### TASK DIRECTIONS:
All of the records below are to be given again word for word, with the pictures removed.

### Stored items from a collection:
____
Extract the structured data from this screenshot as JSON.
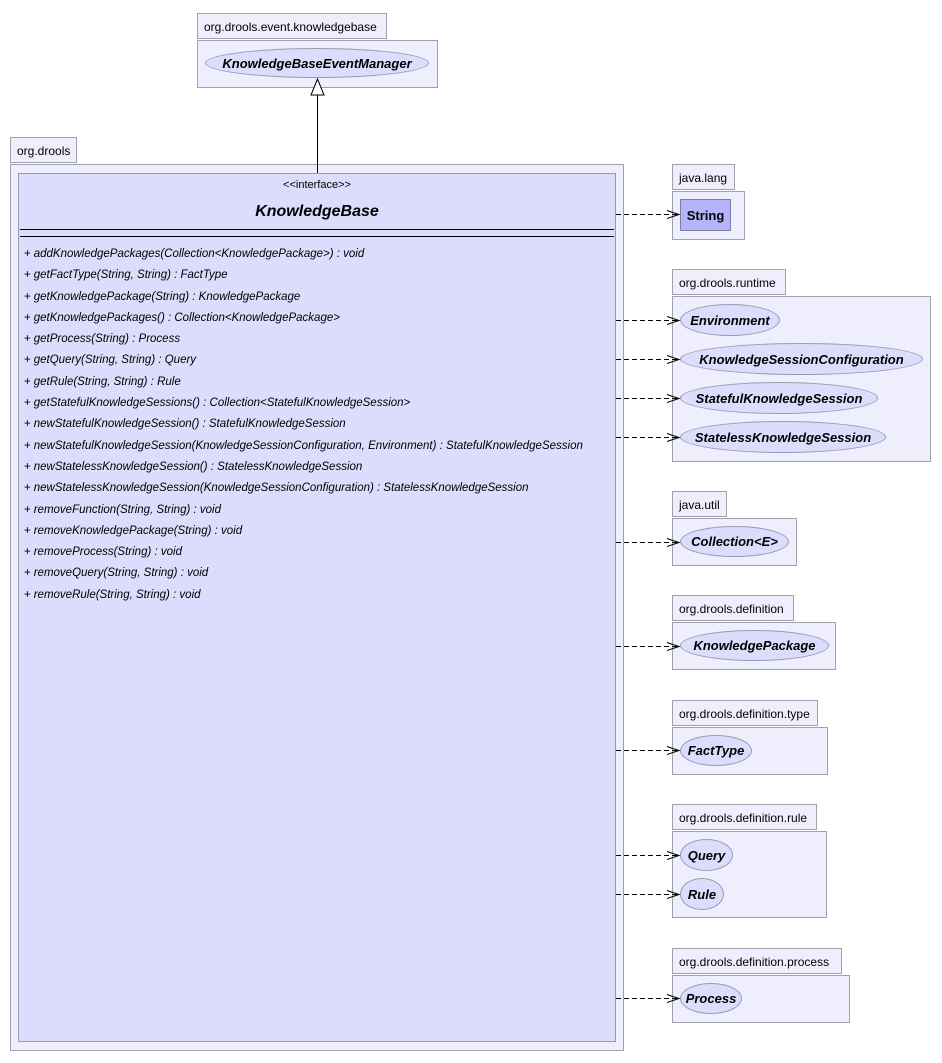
{
  "diagram": {
    "type": "uml-class",
    "packages": [
      {
        "id": "event-kb",
        "name": "org.drools.event.knowledgebase",
        "members": [
          "KnowledgeBaseEventManager"
        ]
      },
      {
        "id": "drools",
        "name": "org.drools",
        "members": [
          "KnowledgeBase"
        ]
      },
      {
        "id": "java-lang",
        "name": "java.lang",
        "members": [
          "String"
        ]
      },
      {
        "id": "runtime",
        "name": "org.drools.runtime",
        "members": [
          "Environment",
          "KnowledgeSessionConfiguration",
          "StatefulKnowledgeSession",
          "StatelessKnowledgeSession"
        ]
      },
      {
        "id": "java-util",
        "name": "java.util",
        "members": [
          "Collection<E>"
        ]
      },
      {
        "id": "definition",
        "name": "org.drools.definition",
        "members": [
          "KnowledgePackage"
        ]
      },
      {
        "id": "definition-type",
        "name": "org.drools.definition.type",
        "members": [
          "FactType"
        ]
      },
      {
        "id": "definition-rule",
        "name": "org.drools.definition.rule",
        "members": [
          "Query",
          "Rule"
        ]
      },
      {
        "id": "definition-process",
        "name": "org.drools.definition.process",
        "members": [
          "Process"
        ]
      }
    ],
    "main": {
      "stereotype": "<<interface>>",
      "name": "KnowledgeBase",
      "visibility": "+",
      "methods": [
        "addKnowledgePackages(Collection<KnowledgePackage>) : void",
        "getFactType(String, String) : FactType",
        "getKnowledgePackage(String) : KnowledgePackage",
        "getKnowledgePackages() : Collection<KnowledgePackage>",
        "getProcess(String) : Process",
        "getQuery(String, String) : Query",
        "getRule(String, String) : Rule",
        "getStatefulKnowledgeSessions() : Collection<StatefulKnowledgeSession>",
        "newStatefulKnowledgeSession() : StatefulKnowledgeSession",
        "newStatefulKnowledgeSession(KnowledgeSessionConfiguration, Environment) : StatefulKnowledgeSession",
        "newStatelessKnowledgeSession() : StatelessKnowledgeSession",
        "newStatelessKnowledgeSession(KnowledgeSessionConfiguration) : StatelessKnowledgeSession",
        "removeFunction(String, String) : void",
        "removeKnowledgePackage(String) : void",
        "removeProcess(String) : void",
        "removeQuery(String, String) : void",
        "removeRule(String, String) : void"
      ]
    },
    "types": {
      "KnowledgeBaseEventManager": "KnowledgeBaseEventManager",
      "String": "String",
      "Environment": "Environment",
      "KnowledgeSessionConfiguration": "KnowledgeSessionConfiguration",
      "StatefulKnowledgeSession": "StatefulKnowledgeSession",
      "StatelessKnowledgeSession": "StatelessKnowledgeSession",
      "Collection": "Collection<E>",
      "KnowledgePackage": "KnowledgePackage",
      "FactType": "FactType",
      "Query": "Query",
      "Rule": "Rule",
      "Process": "Process"
    },
    "relations": [
      {
        "kind": "generalization",
        "from": "KnowledgeBase",
        "to": "KnowledgeBaseEventManager"
      },
      {
        "kind": "dependency",
        "from": "KnowledgeBase",
        "to": "String"
      },
      {
        "kind": "dependency",
        "from": "KnowledgeBase",
        "to": "Environment"
      },
      {
        "kind": "dependency",
        "from": "KnowledgeBase",
        "to": "KnowledgeSessionConfiguration"
      },
      {
        "kind": "dependency",
        "from": "KnowledgeBase",
        "to": "StatefulKnowledgeSession"
      },
      {
        "kind": "dependency",
        "from": "KnowledgeBase",
        "to": "StatelessKnowledgeSession"
      },
      {
        "kind": "dependency",
        "from": "KnowledgeBase",
        "to": "Collection<E>"
      },
      {
        "kind": "dependency",
        "from": "KnowledgeBase",
        "to": "KnowledgePackage"
      },
      {
        "kind": "dependency",
        "from": "KnowledgeBase",
        "to": "FactType"
      },
      {
        "kind": "dependency",
        "from": "KnowledgeBase",
        "to": "Query"
      },
      {
        "kind": "dependency",
        "from": "KnowledgeBase",
        "to": "Rule"
      },
      {
        "kind": "dependency",
        "from": "KnowledgeBase",
        "to": "Process"
      }
    ]
  }
}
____
### SOLUTION FOR THIS EXERCISE:
Extract the structured data from this screenshot as JSON.
{
  "diagram": {
    "type": "uml-class",
    "packages": [
      {
        "id": "event-kb",
        "name": "org.drools.event.knowledgebase",
        "members": [
          "KnowledgeBaseEventManager"
        ]
      },
      {
        "id": "drools",
        "name": "org.drools",
        "members": [
          "KnowledgeBase"
        ]
      },
      {
        "id": "java-lang",
        "name": "java.lang",
        "members": [
          "String"
        ]
      },
      {
        "id": "runtime",
        "name": "org.drools.runtime",
        "members": [
          "Environment",
          "KnowledgeSessionConfiguration",
          "StatefulKnowledgeSession",
          "StatelessKnowledgeSession"
        ]
      },
      {
        "id": "java-util",
        "name": "java.util",
        "members": [
          "Collection<E>"
        ]
      },
      {
        "id": "definition",
        "name": "org.drools.definition",
        "members": [
          "KnowledgePackage"
        ]
      },
      {
        "id": "definition-type",
        "name": "org.drools.definition.type",
        "members": [
          "FactType"
        ]
      },
      {
        "id": "definition-rule",
        "name": "org.drools.definition.rule",
        "members": [
          "Query",
          "Rule"
        ]
      },
      {
        "id": "definition-process",
        "name": "org.drools.definition.process",
        "members": [
          "Process"
        ]
      }
    ],
    "main": {
      "stereotype": "<<interface>>",
      "name": "KnowledgeBase",
      "visibility": "+",
      "methods": [
        "addKnowledgePackages(Collection<KnowledgePackage>) : void",
        "getFactType(String, String) : FactType",
        "getKnowledgePackage(String) : KnowledgePackage",
        "getKnowledgePackages() : Collection<KnowledgePackage>",
        "getProcess(String) : Process",
        "getQuery(String, String) : Query",
        "getRule(String, String) : Rule",
        "getStatefulKnowledgeSessions() : Collection<StatefulKnowledgeSession>",
        "newStatefulKnowledgeSession() : StatefulKnowledgeSession",
        "newStatefulKnowledgeSession(KnowledgeSessionConfiguration, Environment) : StatefulKnowledgeSession",
        "newStatelessKnowledgeSession() : StatelessKnowledgeSession",
        "newStatelessKnowledgeSession(KnowledgeSessionConfiguration) : StatelessKnowledgeSession",
        "removeFunction(String, String) : void",
        "removeKnowledgePackage(String) : void",
        "removeProcess(String) : void",
        "removeQuery(String, String) : void",
        "removeRule(String, String) : void"
      ]
    },
    "types": {
      "KnowledgeBaseEventManager": "KnowledgeBaseEventManager",
      "String": "String",
      "Environment": "Environment",
      "KnowledgeSessionConfiguration": "KnowledgeSessionConfiguration",
      "StatefulKnowledgeSession": "StatefulKnowledgeSession",
      "StatelessKnowledgeSession": "StatelessKnowledgeSession",
      "Collection": "Collection<E>",
      "KnowledgePackage": "KnowledgePackage",
      "FactType": "FactType",
      "Query": "Query",
      "Rule": "Rule",
      "Process": "Process"
    },
    "relations": [
      {
        "kind": "generalization",
        "from": "KnowledgeBase",
        "to": "KnowledgeBaseEventManager"
      },
      {
        "kind": "dependency",
        "from": "KnowledgeBase",
        "to": "String"
      },
      {
        "kind": "dependency",
        "from": "KnowledgeBase",
        "to": "Environment"
      },
      {
        "kind": "dependency",
        "from": "KnowledgeBase",
        "to": "KnowledgeSessionConfiguration"
      },
      {
        "kind": "dependency",
        "from": "KnowledgeBase",
        "to": "StatefulKnowledgeSession"
      },
      {
        "kind": "dependency",
        "from": "KnowledgeBase",
        "to": "StatelessKnowledgeSession"
      },
      {
        "kind": "dependency",
        "from": "KnowledgeBase",
        "to": "Collection<E>"
      },
      {
        "kind": "dependency",
        "from": "KnowledgeBase",
        "to": "KnowledgePackage"
      },
      {
        "kind": "dependency",
        "from": "KnowledgeBase",
        "to": "FactType"
      },
      {
        "kind": "dependency",
        "from": "KnowledgeBase",
        "to": "Query"
      },
      {
        "kind": "dependency",
        "from": "KnowledgeBase",
        "to": "Rule"
      },
      {
        "kind": "dependency",
        "from": "KnowledgeBase",
        "to": "Process"
      }
    ]
  }
}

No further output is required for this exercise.